[r79] In Lehman's Terms: The "Second Half" (2/17/2010)

Wednesday, February 17, 2010

Start Date: 2/17/2010 All Day
End Date: 2/17/2010

We are now in the "second half" of the short session. I'm often asked, "What does a short session mean?"

Since this is my first experience with a short session, I would normally answer that it's the same thing as a long session, but without the budget process.  For the most part that is an accurate statement.  I now know that a short session produces the same amount of contentious bills and the same amount of debate, but is seven weeks shorter.  So what has happened so far and where do we go from here?

In my last newsletter I said I would address some gun issues.  This is the first time since I've been a representative that we really had a "gun" bill.  We had two bills.

HB1068 dealt with closing a loophole in the previous law that had allowed anyone to request information from your personal protection permit application, under public information laws. This included personal information that should not be public record.

HB1068 closed that hole.  That was an easy issue to support.

HB1065 was a little more contentious.  It dealt with allowing someone who has a permit to carry a handgun the ability to leave it in their locked car while at work.  For some time, businesses have had the ability to regulate their parking lots as private property.  This issue is twofold for me.  

  1. If a person has the legal right to carry a hand gun for personal protection, how can that right end inside their own automobile?  Let's say you or your wife travels to work through a dangerous area or late at night, so you carry a handgun for your protection. What do you do when you arrive at work? 

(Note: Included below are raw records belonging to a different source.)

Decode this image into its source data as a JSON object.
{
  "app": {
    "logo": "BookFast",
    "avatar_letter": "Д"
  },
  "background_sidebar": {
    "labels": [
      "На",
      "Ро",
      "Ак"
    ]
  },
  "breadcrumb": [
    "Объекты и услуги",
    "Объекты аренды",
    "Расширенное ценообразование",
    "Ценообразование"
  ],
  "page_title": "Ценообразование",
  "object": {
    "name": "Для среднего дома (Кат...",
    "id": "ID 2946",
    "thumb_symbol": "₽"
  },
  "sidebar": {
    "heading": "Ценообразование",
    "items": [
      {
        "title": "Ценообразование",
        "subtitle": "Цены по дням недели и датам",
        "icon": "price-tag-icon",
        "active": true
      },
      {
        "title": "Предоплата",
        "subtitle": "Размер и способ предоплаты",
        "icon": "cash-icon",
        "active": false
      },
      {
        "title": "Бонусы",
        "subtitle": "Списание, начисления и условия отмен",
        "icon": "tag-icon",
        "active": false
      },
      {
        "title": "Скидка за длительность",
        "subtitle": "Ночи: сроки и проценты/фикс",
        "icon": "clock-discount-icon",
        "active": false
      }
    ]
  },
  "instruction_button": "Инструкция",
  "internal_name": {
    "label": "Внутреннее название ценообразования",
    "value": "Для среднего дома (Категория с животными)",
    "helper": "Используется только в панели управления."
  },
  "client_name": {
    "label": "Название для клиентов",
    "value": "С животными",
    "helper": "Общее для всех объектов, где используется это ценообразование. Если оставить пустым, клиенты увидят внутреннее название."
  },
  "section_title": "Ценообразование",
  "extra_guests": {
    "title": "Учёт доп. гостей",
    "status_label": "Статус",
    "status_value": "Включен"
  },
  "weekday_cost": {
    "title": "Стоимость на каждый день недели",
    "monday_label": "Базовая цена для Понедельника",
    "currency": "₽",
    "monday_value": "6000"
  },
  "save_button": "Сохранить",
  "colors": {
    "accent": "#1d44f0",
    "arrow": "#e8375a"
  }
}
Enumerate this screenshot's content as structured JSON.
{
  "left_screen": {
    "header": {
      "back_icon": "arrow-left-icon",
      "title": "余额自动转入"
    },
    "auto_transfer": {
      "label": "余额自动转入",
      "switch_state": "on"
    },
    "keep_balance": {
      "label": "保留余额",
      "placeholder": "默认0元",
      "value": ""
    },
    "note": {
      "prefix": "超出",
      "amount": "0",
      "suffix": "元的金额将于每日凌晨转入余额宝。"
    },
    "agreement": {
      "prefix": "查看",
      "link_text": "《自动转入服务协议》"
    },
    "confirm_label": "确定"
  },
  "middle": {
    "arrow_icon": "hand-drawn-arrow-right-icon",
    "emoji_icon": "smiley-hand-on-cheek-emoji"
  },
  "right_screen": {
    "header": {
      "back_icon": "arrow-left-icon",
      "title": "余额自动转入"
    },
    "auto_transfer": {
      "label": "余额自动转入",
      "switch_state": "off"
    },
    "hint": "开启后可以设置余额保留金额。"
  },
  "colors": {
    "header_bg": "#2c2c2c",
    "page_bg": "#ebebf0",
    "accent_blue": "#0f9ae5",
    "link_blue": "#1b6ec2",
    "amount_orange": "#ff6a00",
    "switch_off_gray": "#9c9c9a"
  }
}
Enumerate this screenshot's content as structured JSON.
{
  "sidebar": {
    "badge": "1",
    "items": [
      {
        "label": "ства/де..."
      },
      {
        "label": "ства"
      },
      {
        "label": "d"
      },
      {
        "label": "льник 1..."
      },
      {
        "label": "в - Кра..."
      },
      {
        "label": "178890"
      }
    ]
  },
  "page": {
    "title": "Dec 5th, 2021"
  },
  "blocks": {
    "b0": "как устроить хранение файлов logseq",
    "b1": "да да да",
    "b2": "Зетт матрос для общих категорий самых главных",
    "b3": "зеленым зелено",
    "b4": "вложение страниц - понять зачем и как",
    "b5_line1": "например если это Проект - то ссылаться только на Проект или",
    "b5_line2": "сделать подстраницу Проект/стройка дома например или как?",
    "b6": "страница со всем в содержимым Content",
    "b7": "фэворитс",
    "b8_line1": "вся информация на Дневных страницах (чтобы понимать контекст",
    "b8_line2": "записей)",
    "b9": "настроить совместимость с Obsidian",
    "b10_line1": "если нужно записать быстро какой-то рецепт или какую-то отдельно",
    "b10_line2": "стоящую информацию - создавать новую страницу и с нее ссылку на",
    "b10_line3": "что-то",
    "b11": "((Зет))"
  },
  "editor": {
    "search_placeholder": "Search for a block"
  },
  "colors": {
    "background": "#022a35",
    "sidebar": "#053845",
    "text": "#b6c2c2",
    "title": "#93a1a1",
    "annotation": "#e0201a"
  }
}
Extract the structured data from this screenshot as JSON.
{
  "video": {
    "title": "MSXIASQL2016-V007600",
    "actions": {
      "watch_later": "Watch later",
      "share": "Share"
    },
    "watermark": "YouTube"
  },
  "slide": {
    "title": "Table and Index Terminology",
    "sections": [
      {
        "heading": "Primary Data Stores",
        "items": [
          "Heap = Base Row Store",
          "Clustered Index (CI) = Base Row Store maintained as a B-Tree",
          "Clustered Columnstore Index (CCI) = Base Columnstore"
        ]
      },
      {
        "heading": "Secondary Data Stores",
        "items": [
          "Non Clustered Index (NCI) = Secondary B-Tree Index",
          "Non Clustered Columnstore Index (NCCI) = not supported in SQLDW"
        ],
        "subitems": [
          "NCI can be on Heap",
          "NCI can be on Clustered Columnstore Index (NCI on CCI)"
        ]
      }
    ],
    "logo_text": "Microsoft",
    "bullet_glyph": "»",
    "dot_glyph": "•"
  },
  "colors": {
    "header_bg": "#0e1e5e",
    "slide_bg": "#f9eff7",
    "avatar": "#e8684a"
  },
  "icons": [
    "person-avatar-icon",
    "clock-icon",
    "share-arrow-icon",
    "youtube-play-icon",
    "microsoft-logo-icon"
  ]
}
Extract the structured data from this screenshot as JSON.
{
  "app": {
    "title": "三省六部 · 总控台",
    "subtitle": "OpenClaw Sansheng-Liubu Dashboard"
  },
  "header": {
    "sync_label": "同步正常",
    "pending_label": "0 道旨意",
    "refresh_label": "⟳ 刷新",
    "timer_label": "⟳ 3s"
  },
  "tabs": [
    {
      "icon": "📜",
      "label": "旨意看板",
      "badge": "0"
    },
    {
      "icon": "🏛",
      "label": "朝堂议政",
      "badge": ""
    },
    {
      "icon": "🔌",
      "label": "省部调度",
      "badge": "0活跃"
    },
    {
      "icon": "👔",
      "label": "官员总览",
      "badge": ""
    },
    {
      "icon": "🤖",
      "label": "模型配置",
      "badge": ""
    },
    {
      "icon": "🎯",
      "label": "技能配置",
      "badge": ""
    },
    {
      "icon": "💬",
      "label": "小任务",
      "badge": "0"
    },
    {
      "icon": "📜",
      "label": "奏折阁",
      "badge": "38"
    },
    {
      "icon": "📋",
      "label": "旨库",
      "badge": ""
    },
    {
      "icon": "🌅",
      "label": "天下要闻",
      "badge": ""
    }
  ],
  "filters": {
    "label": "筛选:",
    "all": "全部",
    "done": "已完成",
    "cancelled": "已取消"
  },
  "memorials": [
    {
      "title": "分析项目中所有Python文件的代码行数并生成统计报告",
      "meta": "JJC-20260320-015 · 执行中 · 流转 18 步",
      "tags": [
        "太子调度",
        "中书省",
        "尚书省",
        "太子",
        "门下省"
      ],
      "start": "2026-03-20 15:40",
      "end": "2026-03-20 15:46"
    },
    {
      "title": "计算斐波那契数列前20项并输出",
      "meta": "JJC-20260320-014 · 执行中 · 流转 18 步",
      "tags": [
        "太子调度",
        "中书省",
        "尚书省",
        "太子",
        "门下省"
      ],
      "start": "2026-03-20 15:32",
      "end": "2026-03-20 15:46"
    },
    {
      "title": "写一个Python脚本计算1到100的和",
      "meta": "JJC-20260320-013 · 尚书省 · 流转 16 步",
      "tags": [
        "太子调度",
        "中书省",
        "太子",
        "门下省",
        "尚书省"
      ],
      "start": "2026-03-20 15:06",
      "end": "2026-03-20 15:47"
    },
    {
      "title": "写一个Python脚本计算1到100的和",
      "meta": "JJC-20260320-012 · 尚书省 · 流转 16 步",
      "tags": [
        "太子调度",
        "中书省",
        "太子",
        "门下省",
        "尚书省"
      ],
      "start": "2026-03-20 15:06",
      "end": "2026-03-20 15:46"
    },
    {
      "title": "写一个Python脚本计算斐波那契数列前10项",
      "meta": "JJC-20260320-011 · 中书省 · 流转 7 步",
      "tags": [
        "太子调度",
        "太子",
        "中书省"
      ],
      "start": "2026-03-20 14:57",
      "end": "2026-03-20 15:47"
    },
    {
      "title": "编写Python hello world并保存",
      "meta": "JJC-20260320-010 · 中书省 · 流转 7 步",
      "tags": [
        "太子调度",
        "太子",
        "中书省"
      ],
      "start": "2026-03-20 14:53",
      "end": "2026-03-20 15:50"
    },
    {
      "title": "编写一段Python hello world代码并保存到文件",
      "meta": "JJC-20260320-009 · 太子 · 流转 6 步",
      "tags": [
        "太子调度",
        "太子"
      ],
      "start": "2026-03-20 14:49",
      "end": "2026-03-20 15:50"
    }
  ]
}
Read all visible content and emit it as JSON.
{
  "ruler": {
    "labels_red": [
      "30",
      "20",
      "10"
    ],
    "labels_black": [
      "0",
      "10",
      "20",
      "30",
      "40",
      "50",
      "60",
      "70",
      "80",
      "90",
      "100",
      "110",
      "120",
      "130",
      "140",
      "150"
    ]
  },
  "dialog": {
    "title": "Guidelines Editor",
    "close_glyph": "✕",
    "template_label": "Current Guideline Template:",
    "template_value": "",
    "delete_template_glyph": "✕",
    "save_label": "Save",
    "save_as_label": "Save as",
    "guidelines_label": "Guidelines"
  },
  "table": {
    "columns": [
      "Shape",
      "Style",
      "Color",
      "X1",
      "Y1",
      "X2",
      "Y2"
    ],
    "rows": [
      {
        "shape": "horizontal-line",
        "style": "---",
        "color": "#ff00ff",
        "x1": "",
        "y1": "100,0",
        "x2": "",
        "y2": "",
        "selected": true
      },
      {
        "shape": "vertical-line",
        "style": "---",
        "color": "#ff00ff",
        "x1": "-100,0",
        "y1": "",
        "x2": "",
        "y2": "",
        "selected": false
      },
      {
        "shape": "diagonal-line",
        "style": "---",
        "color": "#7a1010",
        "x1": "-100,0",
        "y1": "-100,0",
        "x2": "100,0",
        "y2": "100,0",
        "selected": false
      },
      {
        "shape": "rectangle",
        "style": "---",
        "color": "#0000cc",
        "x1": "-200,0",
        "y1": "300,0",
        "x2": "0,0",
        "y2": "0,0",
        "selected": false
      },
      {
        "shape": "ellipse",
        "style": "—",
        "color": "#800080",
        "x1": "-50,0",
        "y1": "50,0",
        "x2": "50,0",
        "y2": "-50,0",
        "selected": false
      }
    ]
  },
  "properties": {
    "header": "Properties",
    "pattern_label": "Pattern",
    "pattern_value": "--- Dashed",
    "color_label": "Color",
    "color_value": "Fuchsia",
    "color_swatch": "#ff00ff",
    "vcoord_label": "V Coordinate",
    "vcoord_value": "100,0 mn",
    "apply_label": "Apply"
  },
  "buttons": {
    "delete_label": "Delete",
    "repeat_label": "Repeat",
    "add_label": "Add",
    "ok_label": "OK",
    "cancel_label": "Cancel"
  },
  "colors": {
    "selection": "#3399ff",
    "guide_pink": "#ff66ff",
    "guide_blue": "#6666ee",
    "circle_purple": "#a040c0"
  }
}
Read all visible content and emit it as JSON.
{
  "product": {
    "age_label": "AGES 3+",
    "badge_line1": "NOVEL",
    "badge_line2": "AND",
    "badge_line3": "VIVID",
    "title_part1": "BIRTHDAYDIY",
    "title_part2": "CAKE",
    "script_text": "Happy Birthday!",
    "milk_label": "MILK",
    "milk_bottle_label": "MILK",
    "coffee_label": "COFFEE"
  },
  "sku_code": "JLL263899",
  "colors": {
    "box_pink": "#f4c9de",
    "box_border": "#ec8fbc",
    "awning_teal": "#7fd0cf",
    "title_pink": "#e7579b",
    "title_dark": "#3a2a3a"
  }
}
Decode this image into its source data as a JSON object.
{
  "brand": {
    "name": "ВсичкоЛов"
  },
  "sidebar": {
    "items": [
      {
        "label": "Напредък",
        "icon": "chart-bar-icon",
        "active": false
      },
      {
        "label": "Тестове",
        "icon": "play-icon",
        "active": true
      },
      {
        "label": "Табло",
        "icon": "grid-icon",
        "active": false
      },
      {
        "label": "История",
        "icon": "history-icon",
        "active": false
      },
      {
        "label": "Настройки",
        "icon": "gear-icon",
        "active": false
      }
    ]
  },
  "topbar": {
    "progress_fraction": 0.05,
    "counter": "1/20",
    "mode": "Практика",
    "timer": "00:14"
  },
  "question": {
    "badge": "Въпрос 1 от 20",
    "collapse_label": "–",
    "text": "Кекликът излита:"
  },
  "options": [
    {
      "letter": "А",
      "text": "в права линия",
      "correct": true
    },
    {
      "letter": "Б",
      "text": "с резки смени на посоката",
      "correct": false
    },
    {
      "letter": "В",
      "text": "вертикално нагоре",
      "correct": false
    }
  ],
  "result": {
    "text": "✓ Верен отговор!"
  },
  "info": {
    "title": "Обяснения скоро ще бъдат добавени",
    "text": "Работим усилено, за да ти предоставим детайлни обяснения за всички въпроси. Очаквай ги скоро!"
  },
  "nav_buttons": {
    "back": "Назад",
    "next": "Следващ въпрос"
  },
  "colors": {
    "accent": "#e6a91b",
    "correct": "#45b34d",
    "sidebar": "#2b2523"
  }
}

I agree that an employer has the right to keep guns out of his facility but allowing the gun owner to keep it in his car is the owner's right.  Over the years there have been instances in the national media where an employee has taken a gun into their workplace and it resulted in violence.  However, upon researching these crimes, the criminals first left the property and returned with weapons of greater power to perpetrate the crime.  In some cases they actually had handguns in their cars, but left and returned later.  In states where it is legal to keep a hand gun in your locked car there were no incidences of workplace attacks.

2. The 2nd amendment of the United States Constitution guarantees the right to bear arms and that right shall not be infringed upon.  I think any law that prohibits me from keeping my gun in my private possession-whether it is in my home or in my car-violates the 2nd amendment.  I am not a huge gun owner, but I hold this right as dear as any of the other rights guaranteed to us as American citizens by our Constitution.

I'd like to address one last issue that has nothing to do with guns - partisanship. 

I have had many people at my town halls express their concern that we are too partisan, too argumentative and too driven by what our political party wants us to do.  The truth is that there is probably too much partisanship in the Indiana legislature, but it is not overwhelming.  I believe the media loves the issues that divide us. 

Our last day to get bills out of the house and into the Senate was Wednesday, Feb. 2, and we passed 57 bills that day.  Over 84% were passed by greater than 60% of the voting members Thirty-two bills (32) bills, or 56%, passed by 90% or better.  Is that reported by the media?  No.  Why not?  They were bills about logjams, vehicles, financial services and my favorite -insurance.  These bills aren't controversial enough to talk about. These bills are good laws and make for a better Indiana even if you never hear about them.

Till next week,

Keeping things in Lehman's Terms,

Rep. Matt Lehman